──────── MATERIAL TO PROCESS ────────
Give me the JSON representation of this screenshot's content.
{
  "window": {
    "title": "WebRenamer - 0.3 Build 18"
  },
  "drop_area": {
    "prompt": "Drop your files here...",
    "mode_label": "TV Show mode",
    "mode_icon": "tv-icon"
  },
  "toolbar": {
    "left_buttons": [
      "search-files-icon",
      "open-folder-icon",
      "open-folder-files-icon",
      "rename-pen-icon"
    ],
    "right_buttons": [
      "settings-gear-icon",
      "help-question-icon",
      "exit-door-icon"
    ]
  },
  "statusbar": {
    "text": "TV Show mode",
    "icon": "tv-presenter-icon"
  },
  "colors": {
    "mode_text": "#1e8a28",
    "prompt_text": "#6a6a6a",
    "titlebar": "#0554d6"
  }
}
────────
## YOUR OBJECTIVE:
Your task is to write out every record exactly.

## RESPONSE:
Give me the JSON representation of this screenshot's content.
{
  "window": {
    "title": "WebRenamer - 0.3 Build 18"
  },
  "drop_area": {
    "prompt": "Drop your files here...",
    "mode_label": "TV Show mode",
    "mode_icon": "tv-icon"
  },
  "toolbar": {
    "left_buttons": [
      "search-files-icon",
      "open-folder-icon",
      "open-folder-files-icon",
      "rename-pen-icon"
    ],
    "right_buttons": [
      "settings-gear-icon",
      "help-question-icon",
      "exit-door-icon"
    ]
  },
  "statusbar": {
    "text": "TV Show mode",
    "icon": "tv-presenter-icon"
  },
  "colors": {
    "mode_text": "#1e8a28",
    "prompt_text": "#6a6a6a",
    "titlebar": "#0554d6"
  }
}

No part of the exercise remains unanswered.